To do that you can use the Properties of the file and set the Build Action to Content and the Copy to Output Directory to Copy if newer.

copy image to the output directory

Now the texture.png file will be available to load relative to the executable.

 - Game.exe
 - Content
     - texture.png

Lastly, if you want to actually load this PNG file directly into MonoGame without using the Content.Load method you can write you're own method using Texture2D.FromStream like this:

public Texture2D LoadTexture(string filePath)
{
    using (var fileStream = File.OpenRead(filePath))
    {
        var newTexture = Texture2D.FromStream(GraphicsDevice, fileStream);
        PremultiplyTexture(newTexture);
        return newTexture;
    }
}

private static void PremultiplyTexture(Texture2D texture)
{
    var data = new Color[texture.Width * texture.Height];

    texture.GetData(data);

    for (var i = 0; i < data.Length; i++)
        data[i] = Color.FromNonPremultiplied(data[i].R, data[i].G, data[i].B, data[i].A);

    texture.SetData(data);
}

Note: I've also included a method to pre-multiply the texture because this is something normally done by the MonoGame Content Pipeline. If you don't do this the texture won't work properly with AlphaBlend mode.

| improve this answer | |
\$\endgroup\$
  • \$\begingroup\$ Thanks for the answer! Aside from the ability to preview the image in a windows form, is there any advantage of using png files over resuming to build them with Monogame's pipeline tool? \$\endgroup\$ – Suhbahstiejaan Aug 28 '19 at 11:44
  • \$\begingroup\$ I don't understand what you mean by "resuming to build them"? \$\endgroup\$ – craftworkgames Aug 28 '19 at 13:36
  • \$\begingroup\$ Oh sorry. I meant resuming to use MonoGame's Content Pipeline tool for managing them in xnb format instead of png. Like is there an advantage of using png's exclusively and circumventing the Content Pipeline Tool entirely? \$\endgroup\$ – Suhbahstiejaan Aug 28 '19 at 16:33
  • \$\begingroup\$ The Content Pipeline essentially solves 2 problems. 1. It makes content cross platform by compiling it into a known format. 2. It sometimes adds extra information when processing it like premultiplying the alpha channel for rendering. If you want to bypass the Pipeline you can solve those problems yourself and a lot if the time you can easily enough. It really depends on the platforms you're targeting and what kind of content you need to load. \$\endgroup\$ – craftworkgames Aug 29 '19 at 6:31
1
\$\begingroup\$

Use Application.dataPath to get the folder of your game, the concatenate the string with "Assets\Resources" or wherever your pictures may be.

https://docs.unity3d.com/ScriptReference/Application-dataPath.html

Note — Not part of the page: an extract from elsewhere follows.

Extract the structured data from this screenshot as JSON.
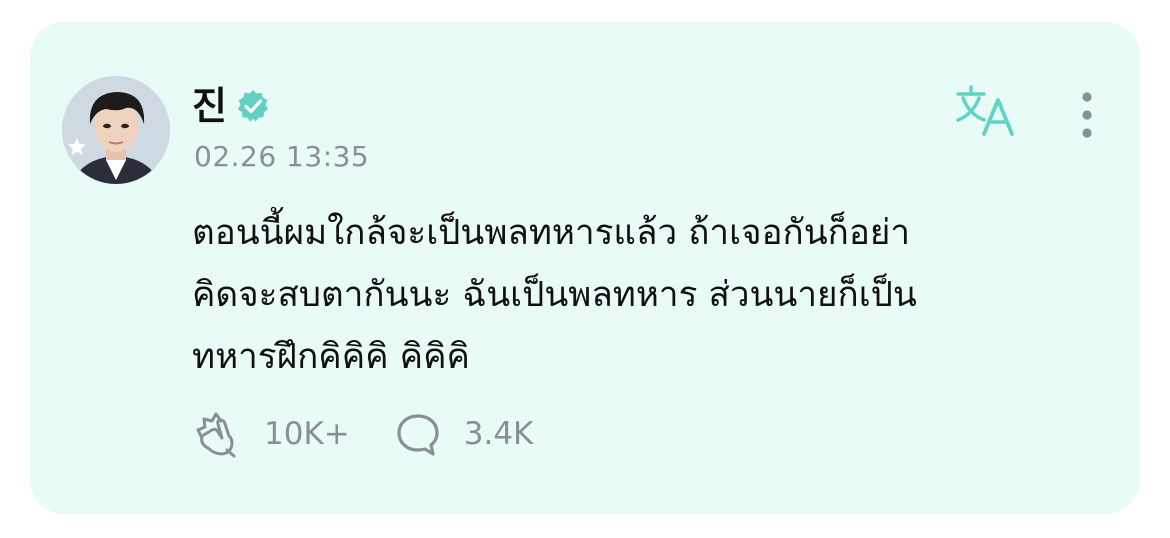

| improve this answer | |
\$\endgroup\$
  • \$\begingroup\$ I feel like now would be a good time to mention I'm not using Unity, but MonoGame. The only classes that seem close to it are System.ApplicationId, System.ApplicationIdentity and System.ApplicationException. \$\endgroup\$ – Suhbahstiejaan Aug 27 '19 at 13:18
1
\$\begingroup\$
string contentPath = System.Forms.Application.StartupPath + "\\" + Content.RootDirectory;

Did the trick for me. Unfortunately, the files it'll give you are in a .xnb format, making it impossible to pass on to the image of a Windows Form.

| improve this answer | |
\$\endgroup\$

Your Answer

By clicking “Post Your Answer”, you agree to our terms of service, privacy policy and cookie policy

Not the answer you're looking for? Browse other questions tagged or ask your own question.